*Work order*
From first line to last, print the records exactly, but leave out the pictures.

Records for processing Start Marker

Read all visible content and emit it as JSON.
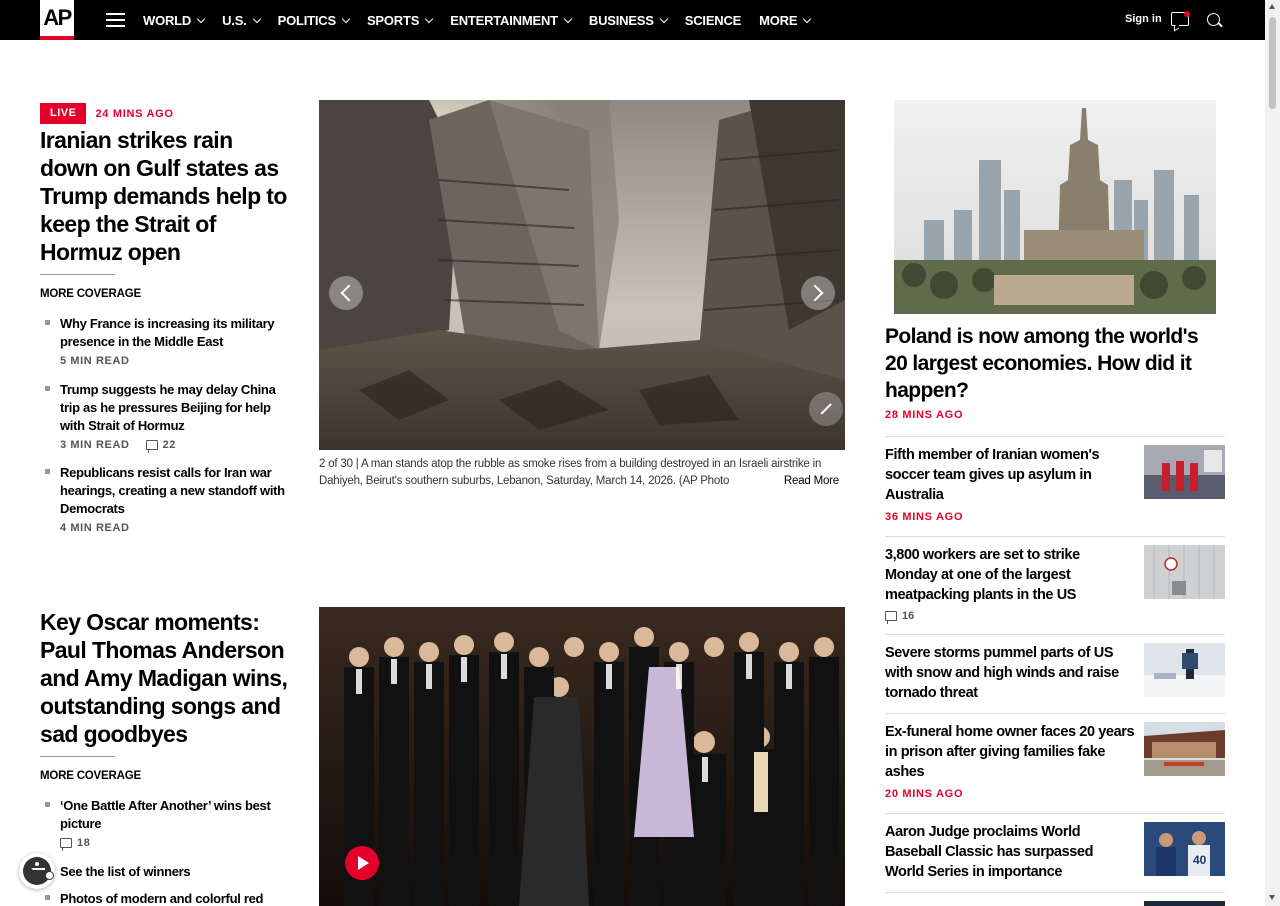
{
  "nav": {
    "logo": "AP",
    "items": [
      {
        "label": "WORLD",
        "has_menu": true
      },
      {
        "label": "U.S.",
        "has_menu": true
      },
      {
        "label": "POLITICS",
        "has_menu": true
      },
      {
        "label": "SPORTS",
        "has_menu": true
      },
      {
        "label": "ENTERTAINMENT",
        "has_menu": true
      },
      {
        "label": "BUSINESS",
        "has_menu": true
      },
      {
        "label": "SCIENCE",
        "has_menu": false
      },
      {
        "label": "MORE",
        "has_menu": true
      }
    ],
    "sign_in": "Sign in"
  },
  "lead": {
    "live_label": "LIVE",
    "time": "24 MINS AGO",
    "headline": "Iranian strikes rain down on Gulf states as Trump demands help to keep the Strait of Hormuz open",
    "more_coverage": "MORE COVERAGE",
    "coverage": [
      {
        "title": "Why France is increasing its military presence in the Middle East",
        "meta": "5 MIN READ",
        "comments": ""
      },
      {
        "title": "Trump suggests he may delay China trip as he pressures Beijing for help with Strait of Hormuz",
        "meta": "3 MIN READ",
        "comments": "22"
      },
      {
        "title": "Republicans resist calls for Iran war hearings, creating a new standoff with Democrats",
        "meta": "4 MIN READ",
        "comments": ""
      }
    ],
    "gallery": {
      "counter": "2 of 30 |",
      "caption": "A man stands atop the rubble as smoke rises from a building destroyed in an Israeli airstrike in Dahiyeh, Beirut's southern suburbs, Lebanon, Saturday, March 14, 2026. (AP Photo",
      "read_more": "Read More"
    }
  },
  "oscar": {
    "headline": "Key Oscar moments: Paul Thomas Anderson and Amy Madigan wins, outstanding songs and sad goodbyes",
    "more_coverage": "MORE COVERAGE",
    "coverage": [
      {
        "title": "‘One Battle After Another’ wins best picture",
        "comments": "18"
      },
      {
        "title": "See the list of winners",
        "comments": ""
      },
      {
        "title": "Photos of modern and colorful red",
        "comments": ""
      }
    ]
  },
  "right": {
    "feature": {
      "headline": "Poland is now among the world's 20 largest economies. How did it happen?",
      "time": "28 MINS AGO"
    },
    "items": [
      {
        "title": "Fifth member of Iranian women's soccer team gives up asylum in Australia",
        "time": "36 MINS AGO",
        "comments": ""
      },
      {
        "title": "3,800 workers are set to strike Monday at one of the largest meatpacking plants in the US",
        "time": "",
        "comments": "16"
      },
      {
        "title": "Severe storms pummel parts of US with snow and high winds and raise tornado threat",
        "time": "",
        "comments": ""
      },
      {
        "title": "Ex-funeral home owner faces 20 years in prison after giving families fake ashes",
        "time": "20 MINS AGO",
        "comments": ""
      },
      {
        "title": "Aaron Judge proclaims World Baseball Classic has surpassed World Series in importance",
        "time": "",
        "comments": ""
      }
    ]
  },
  "colors": {
    "brand_red": "#e4002b",
    "nav_bg": "#000000"
  }
}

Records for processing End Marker

*Result for this task*
Read all visible content and emit it as JSON.
{
  "nav": {
    "logo": "AP",
    "items": [
      {
        "label": "WORLD",
        "has_menu": true
      },
      {
        "label": "U.S.",
        "has_menu": true
      },
      {
        "label": "POLITICS",
        "has_menu": true
      },
      {
        "label": "SPORTS",
        "has_menu": true
      },
      {
        "label": "ENTERTAINMENT",
        "has_menu": true
      },
      {
        "label": "BUSINESS",
        "has_menu": true
      },
      {
        "label": "SCIENCE",
        "has_menu": false
      },
      {
        "label": "MORE",
        "has_menu": true
      }
    ],
    "sign_in": "Sign in"
  },
  "lead": {
    "live_label": "LIVE",
    "time": "24 MINS AGO",
    "headline": "Iranian strikes rain down on Gulf states as Trump demands help to keep the Strait of Hormuz open",
    "more_coverage": "MORE COVERAGE",
    "coverage": [
      {
        "title": "Why France is increasing its military presence in the Middle East",
        "meta": "5 MIN READ",
        "comments": ""
      },
      {
        "title": "Trump suggests he may delay China trip as he pressures Beijing for help with Strait of Hormuz",
        "meta": "3 MIN READ",
        "comments": "22"
      },
      {
        "title": "Republicans resist calls for Iran war hearings, creating a new standoff with Democrats",
        "meta": "4 MIN READ",
        "comments": ""
      }
    ],
    "gallery": {
      "counter": "2 of 30 |",
      "caption": "A man stands atop the rubble as smoke rises from a building destroyed in an Israeli airstrike in Dahiyeh, Beirut's southern suburbs, Lebanon, Saturday, March 14, 2026. (AP Photo",
      "read_more": "Read More"
    }
  },
  "oscar": {
    "headline": "Key Oscar moments: Paul Thomas Anderson and Amy Madigan wins, outstanding songs and sad goodbyes",
    "more_coverage": "MORE COVERAGE",
    "coverage": [
      {
        "title": "‘One Battle After Another’ wins best picture",
        "comments": "18"
      },
      {
        "title": "See the list of winners",
        "comments": ""
      },
      {
        "title": "Photos of modern and colorful red",
        "comments": ""
      }
    ]
  },
  "right": {
    "feature": {
      "headline": "Poland is now among the world's 20 largest economies. How did it happen?",
      "time": "28 MINS AGO"
    },
    "items": [
      {
        "title": "Fifth member of Iranian women's soccer team gives up asylum in Australia",
        "time": "36 MINS AGO",
        "comments": ""
      },
      {
        "title": "3,800 workers are set to strike Monday at one of the largest meatpacking plants in the US",
        "time": "",
        "comments": "16"
      },
      {
        "title": "Severe storms pummel parts of US with snow and high winds and raise tornado threat",
        "time": "",
        "comments": ""
      },
      {
        "title": "Ex-funeral home owner faces 20 years in prison after giving families fake ashes",
        "time": "20 MINS AGO",
        "comments": ""
      },
      {
        "title": "Aaron Judge proclaims World Baseball Classic has surpassed World Series in importance",
        "time": "",
        "comments": ""
      }
    ]
  },
  "colors": {
    "brand_red": "#e4002b",
    "nav_bg": "#000000"
  }
}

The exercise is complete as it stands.